I’m a big fan of camera apps. I have tons of them. Sure I mostly use the built-in Camera app (because I can get to it from the lock screen) and Instagram, but that doesn’t mean I ignore all other apps (hardly!). I saw Blux this morning and thought I’d give it a shot—especially since it’s free right now (for a limited time).
Let’s start with their P.E.A.R. system for analyzing the scene to give you the best results. You tap the little icon in the top left corner (see screenshots below) and a voice reads out your location, weather, and the display gives you all sorts of other information. Yes, there is a real geek factor to the app that I dig. In the end, it takes a few seconds, the voice (it’s female, btw) suggests a filter setting and if you tap it…you’re set.
Below are a couple pics I took with the suggested settings (Toronto for the screen and Sydney for the keyboard):
The basic mechanics of taking a picture are right there…but the cool stuff happens when you start holding and swiping.
Swipe from the right to the left you get all the filter settings (and there are lots). Swipe from left to right for playing with sharpening, saturation, brightness, and contrast before you take the picture. Swipe from the top you get to the settings. (you have to be pretty precise with your finger to get the settings instead of other shooting settings like flash and switching to front camera).
Since this app is free, and will be $3 soon, I have no trouble recommending you try it (App Store link), however on my iPhone 4 (oh to have an iPhone 5), I found the swiping to be imprecise. In tutorials, settings, picking filters, etc I found it hard to get Blux to stop at the point I wanted. It would either jump ahead or not at all. I found just tapping the next option helped, but…that’s a little annoying when you know what you want to jump to already.
The P.E.A.R. function is very cool and did suggest good filters for what I was shooting, however I know this would slow you down when you want to take a shot right away. Sure, getting the settings once and then shooting away is the way around this, but I would love to see an option to apply settings afterwards so you can shoot fast then adjust.

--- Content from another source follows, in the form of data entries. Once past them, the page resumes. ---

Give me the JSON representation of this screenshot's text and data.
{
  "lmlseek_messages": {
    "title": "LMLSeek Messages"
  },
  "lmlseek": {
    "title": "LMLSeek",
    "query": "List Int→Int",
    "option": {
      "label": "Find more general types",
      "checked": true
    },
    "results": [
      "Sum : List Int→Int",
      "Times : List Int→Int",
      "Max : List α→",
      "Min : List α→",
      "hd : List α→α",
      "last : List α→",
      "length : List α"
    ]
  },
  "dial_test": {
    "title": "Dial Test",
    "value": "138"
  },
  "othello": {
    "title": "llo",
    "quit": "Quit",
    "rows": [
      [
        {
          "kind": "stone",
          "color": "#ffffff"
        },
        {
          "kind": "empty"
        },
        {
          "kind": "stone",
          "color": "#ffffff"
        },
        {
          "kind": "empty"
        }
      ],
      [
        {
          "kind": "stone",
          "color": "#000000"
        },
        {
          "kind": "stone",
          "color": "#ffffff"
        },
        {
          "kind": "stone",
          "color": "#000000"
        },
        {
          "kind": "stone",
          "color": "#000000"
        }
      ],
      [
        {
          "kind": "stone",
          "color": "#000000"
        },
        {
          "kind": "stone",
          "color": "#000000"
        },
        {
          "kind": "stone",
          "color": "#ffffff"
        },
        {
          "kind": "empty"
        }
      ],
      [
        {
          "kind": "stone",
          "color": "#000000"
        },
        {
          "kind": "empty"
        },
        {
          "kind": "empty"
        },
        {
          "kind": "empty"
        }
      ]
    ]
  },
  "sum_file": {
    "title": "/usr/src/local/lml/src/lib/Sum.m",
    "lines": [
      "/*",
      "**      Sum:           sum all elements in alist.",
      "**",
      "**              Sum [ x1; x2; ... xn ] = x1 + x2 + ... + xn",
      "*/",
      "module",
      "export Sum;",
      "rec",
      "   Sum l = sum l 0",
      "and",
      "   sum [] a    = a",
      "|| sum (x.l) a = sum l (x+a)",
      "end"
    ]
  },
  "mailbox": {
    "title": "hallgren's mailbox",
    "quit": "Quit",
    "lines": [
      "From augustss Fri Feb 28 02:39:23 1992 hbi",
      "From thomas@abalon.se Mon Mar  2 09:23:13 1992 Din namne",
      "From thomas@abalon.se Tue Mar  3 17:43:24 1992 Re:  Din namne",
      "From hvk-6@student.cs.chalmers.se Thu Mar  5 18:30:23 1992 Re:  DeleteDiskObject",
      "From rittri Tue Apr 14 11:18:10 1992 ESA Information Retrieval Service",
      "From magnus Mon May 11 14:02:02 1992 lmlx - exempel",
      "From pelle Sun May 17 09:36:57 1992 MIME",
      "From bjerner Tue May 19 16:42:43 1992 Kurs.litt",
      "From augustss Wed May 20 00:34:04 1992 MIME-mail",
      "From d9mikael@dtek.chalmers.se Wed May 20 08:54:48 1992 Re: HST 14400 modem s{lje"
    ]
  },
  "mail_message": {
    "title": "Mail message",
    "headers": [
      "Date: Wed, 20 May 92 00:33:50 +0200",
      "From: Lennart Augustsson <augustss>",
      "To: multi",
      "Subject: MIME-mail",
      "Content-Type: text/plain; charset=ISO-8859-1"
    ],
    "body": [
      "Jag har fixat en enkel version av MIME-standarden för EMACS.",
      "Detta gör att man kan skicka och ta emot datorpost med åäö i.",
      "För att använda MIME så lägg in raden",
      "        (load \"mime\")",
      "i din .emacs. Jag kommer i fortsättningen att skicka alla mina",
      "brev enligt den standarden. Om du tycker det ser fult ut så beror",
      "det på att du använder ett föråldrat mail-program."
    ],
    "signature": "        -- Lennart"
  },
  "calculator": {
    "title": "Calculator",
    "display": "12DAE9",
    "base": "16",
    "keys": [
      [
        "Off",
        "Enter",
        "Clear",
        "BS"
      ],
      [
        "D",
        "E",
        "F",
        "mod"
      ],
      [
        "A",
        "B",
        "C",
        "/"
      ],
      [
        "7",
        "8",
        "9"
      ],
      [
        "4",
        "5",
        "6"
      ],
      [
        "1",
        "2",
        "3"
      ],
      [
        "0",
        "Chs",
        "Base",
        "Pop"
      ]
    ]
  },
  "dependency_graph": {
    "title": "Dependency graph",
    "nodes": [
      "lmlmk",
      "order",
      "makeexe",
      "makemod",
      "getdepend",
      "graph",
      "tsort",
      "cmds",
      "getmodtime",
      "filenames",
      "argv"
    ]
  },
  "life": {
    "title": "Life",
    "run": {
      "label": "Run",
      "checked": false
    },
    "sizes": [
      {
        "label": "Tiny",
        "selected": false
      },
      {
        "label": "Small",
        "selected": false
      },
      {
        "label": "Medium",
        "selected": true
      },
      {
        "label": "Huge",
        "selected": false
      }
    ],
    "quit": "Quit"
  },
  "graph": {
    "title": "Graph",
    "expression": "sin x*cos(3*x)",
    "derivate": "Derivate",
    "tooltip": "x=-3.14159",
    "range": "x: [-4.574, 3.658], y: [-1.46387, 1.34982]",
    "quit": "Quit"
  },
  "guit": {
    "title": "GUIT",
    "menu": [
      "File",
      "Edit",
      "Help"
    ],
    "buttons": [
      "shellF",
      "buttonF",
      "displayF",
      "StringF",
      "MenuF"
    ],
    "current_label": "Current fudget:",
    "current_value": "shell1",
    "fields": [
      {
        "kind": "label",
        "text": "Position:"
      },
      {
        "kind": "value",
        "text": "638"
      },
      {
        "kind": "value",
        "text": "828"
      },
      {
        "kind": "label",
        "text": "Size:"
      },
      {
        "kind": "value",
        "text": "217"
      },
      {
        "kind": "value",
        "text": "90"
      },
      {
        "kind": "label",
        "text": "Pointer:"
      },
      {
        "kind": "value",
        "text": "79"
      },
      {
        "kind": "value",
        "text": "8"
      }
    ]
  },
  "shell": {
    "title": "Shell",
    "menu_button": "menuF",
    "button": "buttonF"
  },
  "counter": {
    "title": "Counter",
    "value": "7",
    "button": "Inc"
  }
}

Still, the app is free for the time being and despite the few flaws, I think it’s an app that photo geeks should grab and try out.
Related Topics: iPhone Apps